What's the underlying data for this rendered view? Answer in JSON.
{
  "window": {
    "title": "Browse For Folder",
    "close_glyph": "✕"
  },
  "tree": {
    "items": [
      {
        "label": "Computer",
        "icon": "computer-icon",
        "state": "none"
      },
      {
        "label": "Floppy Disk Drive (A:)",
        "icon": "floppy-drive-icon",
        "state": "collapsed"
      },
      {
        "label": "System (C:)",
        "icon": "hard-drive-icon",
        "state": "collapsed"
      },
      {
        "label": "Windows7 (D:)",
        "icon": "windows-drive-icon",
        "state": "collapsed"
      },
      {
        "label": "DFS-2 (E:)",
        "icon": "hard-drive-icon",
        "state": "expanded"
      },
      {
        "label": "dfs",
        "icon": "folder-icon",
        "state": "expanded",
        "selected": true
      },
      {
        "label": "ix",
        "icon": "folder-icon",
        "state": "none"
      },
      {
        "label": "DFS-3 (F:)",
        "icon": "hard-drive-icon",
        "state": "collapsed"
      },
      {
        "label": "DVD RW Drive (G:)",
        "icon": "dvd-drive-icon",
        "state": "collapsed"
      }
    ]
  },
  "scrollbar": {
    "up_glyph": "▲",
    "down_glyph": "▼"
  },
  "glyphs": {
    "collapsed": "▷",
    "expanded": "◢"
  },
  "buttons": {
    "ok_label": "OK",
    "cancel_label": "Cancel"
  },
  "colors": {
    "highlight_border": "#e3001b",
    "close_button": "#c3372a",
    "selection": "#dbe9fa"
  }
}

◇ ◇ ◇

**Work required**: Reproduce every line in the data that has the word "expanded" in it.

**Completed exercise**:
        "state": "expanded"
        "state": "expanded",
    "expanded": "◢"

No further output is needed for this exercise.